- [YOUR INSTRUCTIONS] Each entry below is to be copied verbatim, with no line missing.

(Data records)
*** Block opens ***
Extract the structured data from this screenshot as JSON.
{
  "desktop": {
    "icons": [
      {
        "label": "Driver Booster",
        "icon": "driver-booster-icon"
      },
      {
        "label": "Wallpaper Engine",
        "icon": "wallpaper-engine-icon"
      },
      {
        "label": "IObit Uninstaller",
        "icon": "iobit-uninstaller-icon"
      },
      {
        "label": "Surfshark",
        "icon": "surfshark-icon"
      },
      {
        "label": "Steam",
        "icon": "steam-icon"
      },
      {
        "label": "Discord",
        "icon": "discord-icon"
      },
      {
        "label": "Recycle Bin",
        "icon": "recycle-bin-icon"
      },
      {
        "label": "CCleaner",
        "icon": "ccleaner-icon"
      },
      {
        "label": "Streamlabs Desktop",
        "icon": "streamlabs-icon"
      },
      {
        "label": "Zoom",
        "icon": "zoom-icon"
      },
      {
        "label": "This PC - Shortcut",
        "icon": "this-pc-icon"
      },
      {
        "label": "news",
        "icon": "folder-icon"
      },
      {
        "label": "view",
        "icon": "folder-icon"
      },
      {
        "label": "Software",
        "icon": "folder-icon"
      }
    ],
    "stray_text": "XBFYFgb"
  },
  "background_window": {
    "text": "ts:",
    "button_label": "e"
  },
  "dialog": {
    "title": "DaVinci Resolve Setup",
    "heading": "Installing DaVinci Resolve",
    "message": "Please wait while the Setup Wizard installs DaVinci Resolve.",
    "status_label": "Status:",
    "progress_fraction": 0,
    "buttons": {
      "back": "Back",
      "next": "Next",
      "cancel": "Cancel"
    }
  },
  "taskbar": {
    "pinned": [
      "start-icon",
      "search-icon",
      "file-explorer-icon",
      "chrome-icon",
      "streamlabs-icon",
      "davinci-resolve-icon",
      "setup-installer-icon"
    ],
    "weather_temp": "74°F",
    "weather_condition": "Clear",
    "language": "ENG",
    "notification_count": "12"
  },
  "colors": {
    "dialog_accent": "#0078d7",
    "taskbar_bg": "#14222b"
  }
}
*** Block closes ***
- [RESPONSE TO THIS EXERCISE]
Extract the structured data from this screenshot as JSON.
{
  "desktop": {
    "icons": [
      {
        "label": "Driver Booster",
        "icon": "driver-booster-icon"
      },
      {
        "label": "Wallpaper Engine",
        "icon": "wallpaper-engine-icon"
      },
      {
        "label": "IObit Uninstaller",
        "icon": "iobit-uninstaller-icon"
      },
      {
        "label": "Surfshark",
        "icon": "surfshark-icon"
      },
      {
        "label": "Steam",
        "icon": "steam-icon"
      },
      {
        "label": "Discord",
        "icon": "discord-icon"
      },
      {
        "label": "Recycle Bin",
        "icon": "recycle-bin-icon"
      },
      {
        "label": "CCleaner",
        "icon": "ccleaner-icon"
      },
      {
        "label": "Streamlabs Desktop",
        "icon": "streamlabs-icon"
      },
      {
        "label": "Zoom",
        "icon": "zoom-icon"
      },
      {
        "label": "This PC - Shortcut",
        "icon": "this-pc-icon"
      },
      {
        "label": "news",
        "icon": "folder-icon"
      },
      {
        "label": "view",
        "icon": "folder-icon"
      },
      {
        "label": "Software",
        "icon": "folder-icon"
      }
    ],
    "stray_text": "XBFYFgb"
  },
  "background_window": {
    "text": "ts:",
    "button_label": "e"
  },
  "dialog": {
    "title": "DaVinci Resolve Setup",
    "heading": "Installing DaVinci Resolve",
    "message": "Please wait while the Setup Wizard installs DaVinci Resolve.",
    "status_label": "Status:",
    "progress_fraction": 0,
    "buttons": {
      "back": "Back",
      "next": "Next",
      "cancel": "Cancel"
    }
  },
  "taskbar": {
    "pinned": [
      "start-icon",
      "search-icon",
      "file-explorer-icon",
      "chrome-icon",
      "streamlabs-icon",
      "davinci-resolve-icon",
      "setup-installer-icon"
    ],
    "weather_temp": "74°F",
    "weather_condition": "Clear",
    "language": "ENG",
    "notification_count": "12"
  },
  "colors": {
    "dialog_accent": "#0078d7",
    "taskbar_bg": "#14222b"
  }
}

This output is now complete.